PLANS for a major building project at a local museum have taken off this week following a £48,000 grant by the Heritage Lottery Fund (HLF.
The money will be used to fund a new interactive exhibit which will bring to life some of the war time experiences of the pilots who were based there.
The award, announced on Tuesday, has been hailed as a "testament to the success" of the heritage centre over the last few years.
Alan Doe, Chairman of the Ian McIntosh Memorial Trust, which operates the centre said: "This is a tribute to the work that has gone on over the past few years."
Pilots in both World Wars were trained at RAF Montrose, which closed its doors in 1950. The heritage centre was founded in 1983 to preserve and display artefacts and memorabilia relating to the station's contribution to the Royal Air Force.
The new display will detail what they were taught, how they were taught and how their progress was assessed. It will explain what was essential for a trainee pilot to be awarded the coveted wings badge and for children it will include the excitement of "flying" a Link Trainer, the first practical flight simulator.
The award was also welcomed by local MSP, Andrew Welsh.
He said: "The Montrose Air Station has a superb and longstanding record of improvement and expansion of its tribute to the RAF.
"This award comes also as a tribute to the dedication of the air station committee in expanding a major tourist attraction which will further boost the Montrose and Angus economy."
It is also hoped that the centre will be a boost to local tourism.
Mr Doe said: "We are at the mercy of the north east of Scotland and it is not easy to get tourists to this area but we hope that this will bring them in."
He added that the trustees are grateful for the substantial financial support they have recieved from the National Lottery, particularly the HLF.

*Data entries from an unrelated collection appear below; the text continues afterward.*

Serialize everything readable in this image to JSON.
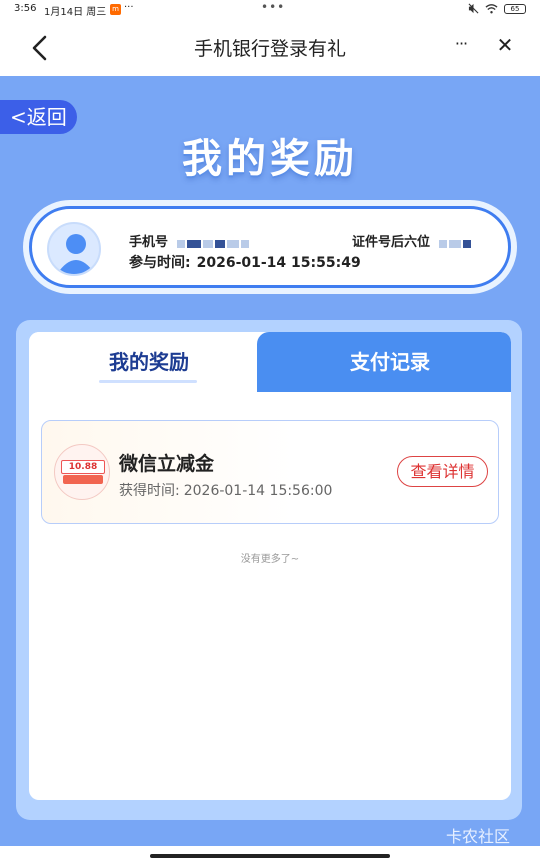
{
  "status_bar": {
    "time": "3:56",
    "date": "1月14日 周三",
    "notif_more": "···",
    "center_dots": "•••",
    "battery": "65"
  },
  "title_bar": {
    "title": "手机银行登录有礼",
    "more": "···",
    "close": "✕"
  },
  "banner": {
    "return_label": "<返回",
    "title": "我的奖励"
  },
  "user": {
    "phone_label": "手机号",
    "id_label": "证件号后六位",
    "join_label": "参与时间:",
    "join_time": "2026-01-14 15:55:49"
  },
  "tabs": [
    {
      "label": "我的奖励",
      "active": true
    },
    {
      "label": "支付记录",
      "active": false
    }
  ],
  "rewards": [
    {
      "icon_amount": "10.88",
      "name": "微信立减金",
      "time_label": "获得时间:",
      "time": "2026-01-14 15:56:00",
      "button": "查看详情"
    }
  ],
  "no_more": "没有更多了~",
  "watermark": "卡农社区",
  "colors": {
    "page_bg": "#78a6f5",
    "return_btn": "#3c5fe8",
    "tab_active_text": "#1d3c92",
    "tab_inactive_bg": "#4a8ef1",
    "detail_btn": "#d33333"
  }
}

Colin McLean, Head of the HLF in Scotland said: "The Heritage Lottery Fund is delighted to support a project that preserves the rich heritage of our armed forces and engages people with such an important part of our history."
Large artefacts associated with pilot training have been made available to the trustees. From this they have compiled a display which will be housed in an extension to the main exhibition building which was also funded with an HLF grant.
One of the main purposes of the Pilot-Training project has been to illustrate the experiences of the young men whose personal histories are already presented in the centre through photographs and biographies.
Colin McLean said: "This project will really bring to life what it would have been like to have been a Royal Air Foprce pilot during the wars."
The extension is expected to take two and a half years to complete but Alan Doe, who maintains that he is "ever the optimist" hopes that it may take less time.
To help with the research, restoration and other aspects of the project, the centre is seeking more volunteers to whom training of an informal and friendly nature can be given if needed.
For further information, please contact Mr. R. A. Doe, Chaiman, Ian McIntosh Memorial Trust, on (01674) 678222 or RAlanDoe@aol.com